I recalled the publisher who ordered up the painted grape vines. He once called a newsroom meeting and, with a weird urgency, advised us to read the bestseller, “Who Moved My Cheese?”
Change is coming, he said. Get ready for it.
His advice was prophetic on so many levels. Soon after his spiel, his corporate bosses moved his cheese and he wasn’t publisher anymore.
Then the Register got hit with two epic cheese-moving events. First, the digital revolution that swept over the newspaper industry, eroding the old business model. Second, the South Napa earthquake of August 2014.
Change has always been a staple of the news business. The Register was experiencing it in spades.
The facade of normalcy at the corner of Second and Wilson last Tuesday afternoon was a sham. Just beyond my view, an army of demolition equipment was gutting the building. Interior walls and ceilings were being ripped apart and heaped up like so much garbage, leaving the shell of the exterior that would be next.
None of this was pleasing to watch, yet I managed a small laugh. Mechanical monsters were devouring my cheese.
I’d come to this site in 1973 as a young reporter. The sprawling Register building had opened just seven years before.
The carpeting was a snazzy green, the desks goldenrod. You couldn’t get more modern than that.
The quake of three years ago was an improbable event. A big shake in Napa wasn’t on anyone’s Most Likely list.
For two years the newsroom operated out of FEMA-like trailers in the parking lot along Seminary Street. Then, last July, we all picked up and moved to modern offices at 1615 Soscol Ave.

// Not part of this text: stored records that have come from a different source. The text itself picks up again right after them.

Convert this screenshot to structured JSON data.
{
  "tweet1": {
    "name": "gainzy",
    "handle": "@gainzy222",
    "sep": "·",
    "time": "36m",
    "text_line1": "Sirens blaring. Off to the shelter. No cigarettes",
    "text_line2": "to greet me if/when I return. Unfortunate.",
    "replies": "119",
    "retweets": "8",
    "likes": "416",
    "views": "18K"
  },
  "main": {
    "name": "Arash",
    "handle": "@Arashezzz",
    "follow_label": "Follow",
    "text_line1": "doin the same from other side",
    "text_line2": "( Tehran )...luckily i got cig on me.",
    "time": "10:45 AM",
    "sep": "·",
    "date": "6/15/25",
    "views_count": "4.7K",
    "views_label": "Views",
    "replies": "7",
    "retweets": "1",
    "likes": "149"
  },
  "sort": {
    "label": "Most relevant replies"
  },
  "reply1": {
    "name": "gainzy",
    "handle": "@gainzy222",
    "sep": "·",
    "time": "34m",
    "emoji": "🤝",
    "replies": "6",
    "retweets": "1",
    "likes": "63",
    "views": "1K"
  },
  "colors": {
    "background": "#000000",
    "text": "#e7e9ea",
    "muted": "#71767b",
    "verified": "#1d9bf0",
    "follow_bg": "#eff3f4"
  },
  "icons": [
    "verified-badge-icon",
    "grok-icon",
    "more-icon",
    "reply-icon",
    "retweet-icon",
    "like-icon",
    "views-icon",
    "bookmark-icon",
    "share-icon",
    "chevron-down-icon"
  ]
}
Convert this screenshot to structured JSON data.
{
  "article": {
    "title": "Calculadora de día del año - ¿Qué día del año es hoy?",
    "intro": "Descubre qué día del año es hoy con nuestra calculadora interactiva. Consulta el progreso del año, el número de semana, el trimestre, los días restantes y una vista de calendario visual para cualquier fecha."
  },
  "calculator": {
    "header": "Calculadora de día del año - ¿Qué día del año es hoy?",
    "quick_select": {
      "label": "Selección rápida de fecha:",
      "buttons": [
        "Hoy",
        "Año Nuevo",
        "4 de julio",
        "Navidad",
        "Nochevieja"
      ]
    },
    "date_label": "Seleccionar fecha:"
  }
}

When the old site got sold for redevelopment, I was actually excited. The plan for 51 townhomes and street-level commercial — what a fine example of the city reinventing itself.
But when the demo planned for this spring got delayed, I briefly entertained the hope it wouldn’t happen. Prisoners on death row sometimes get last-minute reprieves, don’t they?
Such sentimentality surprised me. I’d thought 1615 Second was dead to me.
The arrival of Demolition Day prompted a flood of memories. I’d worked with so many people over the decades in our virtually windowless newsroom. Smart people, quirky people, some real characters.
There were Als, Alexes, Annes, Anns, Brians, Beckys, Bills, Brookeses, Bens, Chrises, Carloses, Dawynas, Davids, Dereks, Dianes, Dianas, Dougs, Ethans, Erins, Franks, Heathers, Imrans, Jans, Johns, Jerrys, Juans, Jorgens, Jesses, Jillians, Janelles, Jeffs, Jacks, Keranas, Lynns, Louisas, Lisas, Lilys, Maralyns, Michaels, Mitches, Mikes, Marshas, Marilees, Markes, Natalies, Nicoles, Pams, Roseanns, Riches, Rebeccas, Seans, Steves, Toms and Vivies.
And that’s for starters.
With such flux, I’d become practiced in saying goodbye to coworkers. And besides, there’s now Facebook.
But how to say goodbye to a building, my home for four decades? To watch it torn down and hauled off?
Last Saturday evening, before the wreckers went to work, I parked my car on the street next to the old Register, then walked extra blocks to the Judy Collins concert at the Uptown.
Cheryl questioned what I was doing. Why were we parking so far away?
It’s hard to put into words, I said. Because this spot feels comfortable. Because the next time we park in downtown, the Register won’t be here.